Dr Pilard consulted some scientific books. Salts only make damage if they can move within an object. For salts to move, they had to absorb water from the air. Ha-ha! She thought she had solved the mystery! She called Mr Curran. “Mr Curran, I think I know what happened to the vases. I need to check out a few things out to be entirely sure, but let’s meet in the store in two hours and I will explain everything.” Dr Pilard went to lab 3. Her colleagues there recorded the temperature and humidity of the air all over the British Museum using small wireless sensors. “Good morning Miss Wilson. Could I please have a look at your records?” A young dark haired woman with red lipstick smiled at Dr Pilard. Miss Wilson loved working with the scientist. They sat together at a desk and looked at some graphs, comparing the amount of

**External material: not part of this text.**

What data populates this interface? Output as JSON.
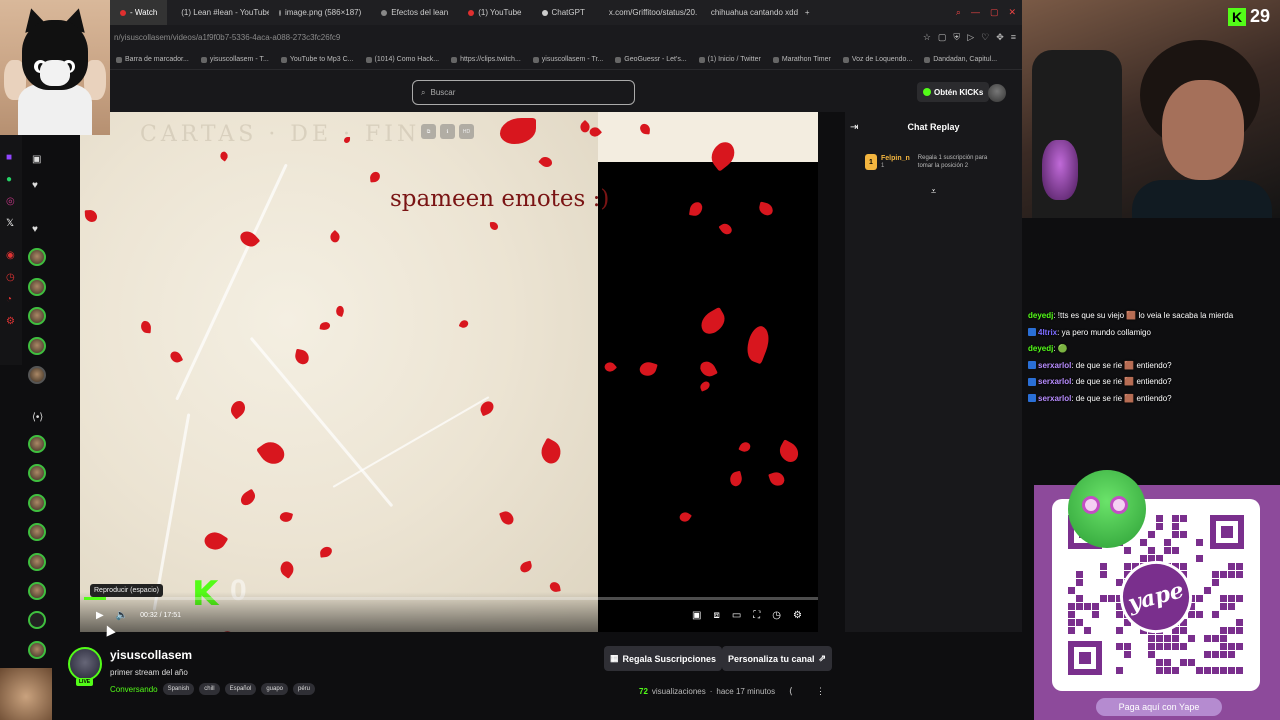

humidity in the old store and Basement E 1025. Dr Pilard thanked Miss Wilson and went directly to the Roman Vases Store. Mr Curran was already there waiting for her.
“Mr Curran, you know that the vases spent a long time at the bottom of the sea before coming to the British Museum. Underwater, they became impregnated with sea salt.
- Is this what the white fur on the vases is? Sea salt?
- No, it is more complicated than that. Listen to me. When the museum staff put the vases in wooden boxes more than a century ago, they did not realise that it would have terrible consequences. Wood contains a very small amount of acid, which evaporates slowly with time. Inside the wooden boxes, the acidic gas crept inside the vases and reacted with the sea salt to form a crystal: thecotrichite.
- Theco what?
- The-co-tri-chite. Yes, I agree with you, it is very difficult to pronounce! I would have chosen a different name myself... Anyway, as long as the air in the store was dry, the crystal remained dormant within the walls of the vases. And I have checked with Miss Wilson: the old store was so hot that it was as dry as The Sahara Desert.
- What about here?
- Well, it is not so hot and the air gets damp at times, especially when it rains outside. So this is what happened: on a rainy day, the crystal sucked up water from the air. Exactly like when you add a drop of water to sugar. With the water, the crystal moved towards the surface of the vases. This was still fine and did not cause any damage. But, this changed as soon as it stopped raining: then, the water inside
the vases’ walls evaporated and crystals formed. With more and more cycles of rainy and dry weather the crystals grew bigger and bigger inside the vases. They formed hairs, which pushed against the walls and made them crumble. This is why the Roman vases look like they are exploding...
- Gosh, this is absolutely terrible! Can we do anything to stop this?
- Well, we need to keep the air inside Basement E 1025 dry. So I suggest we bring a dehumidifier here. It will remove the water from the air and the crystals will stop growing.
- Thank you so much, Dr Pilard. You have solved the mystery of the hairy vases! Let me buy you a coffee.
- That would be lovely. There is a cup of coffee on my desk, but I guess it would have become cold by now!”